I love music. So much that I almost always have over-sized headphones with me and have been known to walk around singing loudly, lost in beats and lyrics – especially when drafting a new book. Music has a way of guiding me to the right emotional tone and helping me work through tricky scenes. Plus, I can’t listen to a great song without dancing around, and who doesn’t love dancing???
At times, it does make me wonder if I could write without the constant soundtrack running through my brain. Then I tell myself all artists – whether they write, draw, paint, sing, sculpt, dance – search for their elusive muse. Divine inspiration.
For Impressionist painter Cluade Monet, it was the gardens of his home at Giverny, a beautiful, tiny town situated on the Seine about 80 miles west of Paris. I have never seen anything quite like them before and I’m a garden dork. The color, texture, depth…arghhhh…I seriously just wanted to hide in a corner, lie on my back, watch the clouds and bees, and soak it all in. Gorgeous.
We took the train from Paris to Vernon, and, instead of taking the shuttle bus, we decided to walk the 5km to Giverny along the old train route. It’s now a lovely path that meanders along the river, past a strange little farm, and through trees and fields. The only other people we came across where locals out running, but I’d encourage anyone who visits to try the walk.
Since we read the lines for Monet’s house and gardens are ridiculously long on weekends and in the summer, we had arranged our day so that we’d arrive close to opening time. Luckily, neither the house nor garden were cramped and we were able to enjoy everything without hordes of people.
The boys ran around smelling and touching, and enjoying being released from the concrete jungle of Paris. From the gift shop, each boy chose a small Monet print and I picked up a book about Impressionist art for home school. Of the three boys, my youngest is my art lover and he immediately began discussing his plans to copy the water lily picture he selected. He also launched into a critique of the work, noting that “Monet doesn’t use enough green. Where are the pads? All I see are flowers.”
The Fox begged us to “Please, please, please have a picnic.” While picnicking at Monet’s house isn’t allowed, a few of the places in town do sell “baskets” of food. However, when we left Monet’s, the sky looked threatening and we convinced our son to eat at a quaint cafe with an outdoor courtyard.
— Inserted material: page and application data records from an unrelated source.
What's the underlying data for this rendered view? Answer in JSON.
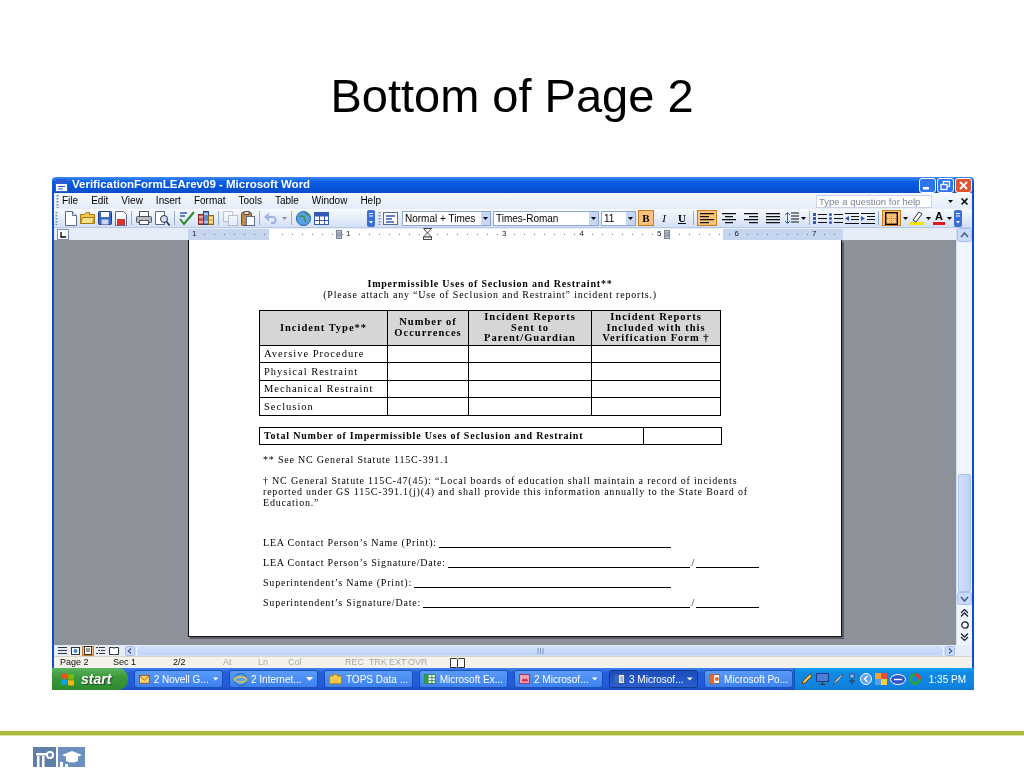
{
  "slide": {
    "title": "Bottom of Page 2"
  },
  "window": {
    "title": "VerificationFormLEArev09 - Microsoft Word"
  },
  "menu": [
    "File",
    "Edit",
    "View",
    "Insert",
    "Format",
    "Tools",
    "Table",
    "Window",
    "Help"
  ],
  "help": {
    "placeholder": "Type a question for help"
  },
  "standard_toolbar": {
    "copy_disabled": true,
    "undo_disabled": true
  },
  "formatting_toolbar": {
    "style": "Normal + Times",
    "font": "Times-Roman",
    "size": "11",
    "toggles": [
      {
        "kind": "bold",
        "label": "B",
        "on": true
      },
      {
        "kind": "italic",
        "label": "I",
        "on": false
      },
      {
        "kind": "underline",
        "label": "U",
        "on": false
      }
    ],
    "alignment": [
      {
        "selected": true
      },
      {
        "selected": false
      },
      {
        "selected": false
      },
      {
        "selected": false
      }
    ],
    "border_on": true,
    "font_color": {
      "label": "A"
    }
  },
  "ruler": {
    "marks": [
      {
        "kind": "number",
        "label": "1"
      },
      {
        "kind": "blank"
      },
      {
        "kind": "marker-number",
        "label": "1"
      },
      {
        "kind": "indent"
      },
      {
        "kind": "number",
        "label": "3"
      },
      {
        "kind": "number",
        "label": "4"
      },
      {
        "kind": "number-marker",
        "label": "5"
      },
      {
        "kind": "number",
        "label": "6"
      },
      {
        "kind": "number",
        "label": "7"
      }
    ]
  },
  "document": {
    "heading": "Impermissible Uses of Seclusion and Restraint**",
    "note": "(Please attach any “Use of Seclusion and Restraint” incident reports.)",
    "table": {
      "columns": [
        "Incident Type**",
        "Number of Occurrences",
        "Incident Reports Sent to Parent/Guardian",
        "Incident Reports Included with this Verification Form †"
      ],
      "rows": [
        "Aversive Procedure",
        "Physical Restraint",
        "Mechanical Restraint",
        "Seclusion"
      ]
    },
    "total": "Total Number of Impermissible Uses of Seclusion and Restraint",
    "footnotes": [
      "** See NC General Statute 115C-391.1",
      "† NC General Statute 115C-47(45): “Local boards of education shall maintain a record of incidents reported under GS 115C-391.1(j)(4) and shall provide this information annually to the State Board of Education.”"
    ],
    "signatures": [
      {
        "label": "LEA Contact Person’s Name (Print):",
        "kind": "name"
      },
      {
        "label": "LEA Contact Person’s Signature/Date:",
        "kind": "dated",
        "separator": "/"
      },
      {
        "label": "Superintendent’s Name (Print):",
        "kind": "name"
      },
      {
        "label": "Superintendent’s Signature/Date:",
        "kind": "dated",
        "separator": "/"
      }
    ]
  },
  "view_buttons": [
    {
      "selected": false
    },
    {
      "selected": false
    },
    {
      "selected": true
    },
    {
      "selected": false
    },
    {
      "selected": false
    }
  ],
  "status_bar": [
    {
      "text": "Page 2",
      "dimmed": false
    },
    {
      "text": "Sec 1",
      "dimmed": false
    },
    {
      "text": "2/2",
      "dimmed": false
    },
    {
      "text": "At",
      "dimmed": true
    },
    {
      "text": "Ln",
      "dimmed": true
    },
    {
      "text": "Col",
      "dimmed": true
    },
    {
      "text": "REC",
      "dimmed": true
    },
    {
      "text": "TRK",
      "dimmed": true
    },
    {
      "text": "EXT",
      "dimmed": true
    },
    {
      "text": "OVR",
      "dimmed": true
    }
  ],
  "taskbar": {
    "start": "start",
    "tasks": [
      {
        "label": "2 Novell G...",
        "kind": "group",
        "selected": false
      },
      {
        "label": "2 Internet...",
        "kind": "group",
        "selected": false
      },
      {
        "label": "TOPS Data ...",
        "kind": "single",
        "selected": false
      },
      {
        "label": "Microsoft Ex...",
        "kind": "single",
        "selected": false
      },
      {
        "label": "2 Microsof...",
        "kind": "group",
        "selected": false
      },
      {
        "label": "3 Microsof...",
        "kind": "group",
        "selected": true
      },
      {
        "label": "Microsoft Po...",
        "kind": "single",
        "selected": false
      }
    ],
    "clock": "1:35 PM"
  }
}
Good thing we did – twenty minutes later it began pouring, and since The Fox’s arm is covered in plaster we had to hustle him inside. Luckily, it was a quick shower and the cast was saved.
After lunch, we walked across the street to the Impressionist Museum. It’s small and completely manageable for young kids. I walked the boys through the exhibits, using my Art History major (I knew it would come in handy some day!). Just outside the museum is a grassy area with haystack recreations and apple trees. Bug and I decided to let the boys play before hiking them back to Vernon. They scooped up a bunch of apples, found a stick, and began a game of “baseball.”
Since we still had four hours before our train home, we grabbed a taxi at the Vernon train station for the 2km ride to Chateau Bizy. It’s a gorgeous chateau nestled among extensive gardens. The only way to view the inside of the house is with a tour…that’s only in French. They do have a print out for English speakers, but I ended up translating into Pudge’s ear during most of the tour while Bug helped the other two boys find hidden horses for a treasure hunt. I will say, I felt pretty good about my French skills because the guide spoke FAST 😀
After the half-an-hour tour, we let the boys run loose in the gardens. Mazes, hills, trees, stick, fountains…it was a kid’s paradise.
Since we used our last few dollars to pay for the Bizy tour (FYI – cash only if you decide to visit), we had to walk back to the train station. Since we still had an hour before our departure, we stopped into the brasserie across the street. Unfortunately, they weren’t serving food. They did however, serve The Fox hard cider. The look on his face, when he took a huge swig was priceless.
After the long day (we left our house at 7am for two metro rides and a connection to the train), everyone was exhausted in the happy, deeply satisfied way.
The best part for me? When Pudge, my 10-year-old, grabbed my hand at the train station and told me how much he loved the day, and thanked me for sharing it with him.
Life doesn’t get much better than that.